We always love hearing from our Community Fund recipients, Flor de la Amazonia. To date they’ve been with us since 2012 and they are one of our longest standing members. They’re committed to protecting the beautiful and endangered Amazon Rainforest in Ecuador and at present they are in the process of expanding from conservation to build an animal rehabilitation centre. Below is their latest update :

It has been much hotter and a bit drier around the land this month. However, thanks to the water storage tanks on-site, we have not run out of water for a while. Sometimes in August, when the rivers and streams run much lower for a time (usually just a few days, but sometimes a week or two) we have to be more careful regarding how much we are using.

Recently, Omar Tello, the Vice-President of the Fundación, spent some time on the land and brought with him some endemic trees and other plants, as well as some seeds to be planted up, and some volunteers to help while he was there. Omar is the driving force behind “Jardín Botánico Las Orquídeas” in Los Angeles, Pastaza, and has been a long-term supporter of our conservation activities and our plans to develop the animal rescue centre. See…. http://www.jardinbotanicolasorquideas.com

Pete has been continuing to develop his own project on his land close to ours and he has also been carrying out basic maintenance and keeping an eye on the Fundación‘s land while we have been a little lower on numbers.


One of our other neighbours has recently seen evidence of tapirs close to their habitations. Tapirs are large mammals related to horses and zebras and are listed as an endangered species due to habitat loss and fragmentation, and hunting. It is the largest mammal in the tropical Andes and is vegetarian. It is estimated that there may only be 2500 mature individuals remaining in the wild in South America and their numbers continue to decline.

Unfortunately, another of our neighbours has been seen carrying firearms for ‘protection’ as he had seen evidence of large cat (probably ocelot) footprints on his land. Usually such cats tend to avoid being near people and rarely, if ever, attack. Again, reduction of habitat, increasing use of land for farming and the results of global warming are all having an effect on where endangered animals may live and roam. Hopefully he is not going to be shooting ocelots and tapirs! People are becoming more aware of their ‘at risk’ status and are a little less likely to be killing them…………………..

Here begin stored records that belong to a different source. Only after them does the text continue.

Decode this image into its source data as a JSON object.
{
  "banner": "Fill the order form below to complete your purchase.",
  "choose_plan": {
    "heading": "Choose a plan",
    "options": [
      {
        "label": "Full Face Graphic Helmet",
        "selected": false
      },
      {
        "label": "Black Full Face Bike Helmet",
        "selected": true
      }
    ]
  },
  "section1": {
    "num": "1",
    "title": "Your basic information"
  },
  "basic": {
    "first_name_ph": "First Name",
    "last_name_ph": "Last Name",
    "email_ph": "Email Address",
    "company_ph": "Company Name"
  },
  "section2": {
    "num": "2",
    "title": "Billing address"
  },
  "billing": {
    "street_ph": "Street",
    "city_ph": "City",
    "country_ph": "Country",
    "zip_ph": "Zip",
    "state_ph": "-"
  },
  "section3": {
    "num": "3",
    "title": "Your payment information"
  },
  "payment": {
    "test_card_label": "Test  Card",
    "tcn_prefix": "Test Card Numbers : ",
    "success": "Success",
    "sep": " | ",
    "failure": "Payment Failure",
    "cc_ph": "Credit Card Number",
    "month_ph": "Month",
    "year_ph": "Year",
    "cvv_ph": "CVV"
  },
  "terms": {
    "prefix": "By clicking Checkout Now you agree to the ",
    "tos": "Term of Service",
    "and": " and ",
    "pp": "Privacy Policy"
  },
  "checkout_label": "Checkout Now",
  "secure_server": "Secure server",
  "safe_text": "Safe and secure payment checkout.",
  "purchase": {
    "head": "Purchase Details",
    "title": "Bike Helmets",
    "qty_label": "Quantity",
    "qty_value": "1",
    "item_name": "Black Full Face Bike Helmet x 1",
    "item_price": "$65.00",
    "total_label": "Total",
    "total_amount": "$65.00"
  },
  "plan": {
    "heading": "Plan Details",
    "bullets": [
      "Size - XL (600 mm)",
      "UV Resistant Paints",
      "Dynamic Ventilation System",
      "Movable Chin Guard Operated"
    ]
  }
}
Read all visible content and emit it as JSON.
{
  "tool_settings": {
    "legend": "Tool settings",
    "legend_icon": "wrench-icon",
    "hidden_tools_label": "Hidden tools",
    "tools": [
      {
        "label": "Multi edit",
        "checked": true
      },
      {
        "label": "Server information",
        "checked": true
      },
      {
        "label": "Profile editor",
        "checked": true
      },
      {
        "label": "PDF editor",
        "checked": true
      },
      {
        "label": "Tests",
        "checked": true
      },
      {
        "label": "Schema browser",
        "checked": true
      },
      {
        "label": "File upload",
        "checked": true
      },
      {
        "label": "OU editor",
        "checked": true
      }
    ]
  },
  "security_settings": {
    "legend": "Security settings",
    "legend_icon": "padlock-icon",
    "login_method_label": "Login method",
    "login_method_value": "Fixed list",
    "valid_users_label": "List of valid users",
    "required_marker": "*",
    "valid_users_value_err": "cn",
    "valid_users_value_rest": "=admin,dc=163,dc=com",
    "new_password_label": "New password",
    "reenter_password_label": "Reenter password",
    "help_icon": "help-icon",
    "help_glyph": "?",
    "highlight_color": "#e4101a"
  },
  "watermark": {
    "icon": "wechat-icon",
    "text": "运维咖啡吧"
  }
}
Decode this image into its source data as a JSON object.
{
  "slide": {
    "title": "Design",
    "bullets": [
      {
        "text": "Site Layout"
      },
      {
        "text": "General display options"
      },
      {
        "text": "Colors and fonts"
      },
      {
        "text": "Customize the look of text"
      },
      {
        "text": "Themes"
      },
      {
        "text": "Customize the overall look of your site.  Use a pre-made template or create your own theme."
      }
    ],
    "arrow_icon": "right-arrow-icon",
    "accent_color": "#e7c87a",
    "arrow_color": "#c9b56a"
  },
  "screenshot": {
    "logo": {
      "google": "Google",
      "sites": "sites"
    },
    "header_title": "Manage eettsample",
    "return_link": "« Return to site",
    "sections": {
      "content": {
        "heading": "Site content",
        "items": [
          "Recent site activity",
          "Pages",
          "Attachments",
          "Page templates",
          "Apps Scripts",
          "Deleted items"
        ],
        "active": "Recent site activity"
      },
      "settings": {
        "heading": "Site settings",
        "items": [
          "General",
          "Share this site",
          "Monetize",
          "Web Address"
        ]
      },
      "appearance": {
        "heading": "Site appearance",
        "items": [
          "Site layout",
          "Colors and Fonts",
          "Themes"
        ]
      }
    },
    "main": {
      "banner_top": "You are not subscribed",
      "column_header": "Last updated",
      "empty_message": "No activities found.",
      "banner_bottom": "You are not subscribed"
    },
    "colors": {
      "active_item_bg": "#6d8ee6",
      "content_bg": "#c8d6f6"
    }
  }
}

We are delighted to include some photographs, this month, from some of our recent visitors to the land: Andreas Kay, Danilo Medina, and Pete (Peter Archer). Many thanks to them for allowing us to use their photos. These photos and others on their various sites give a small glimpse of the huge variety of different flora and fauna around the land and within Ecuador.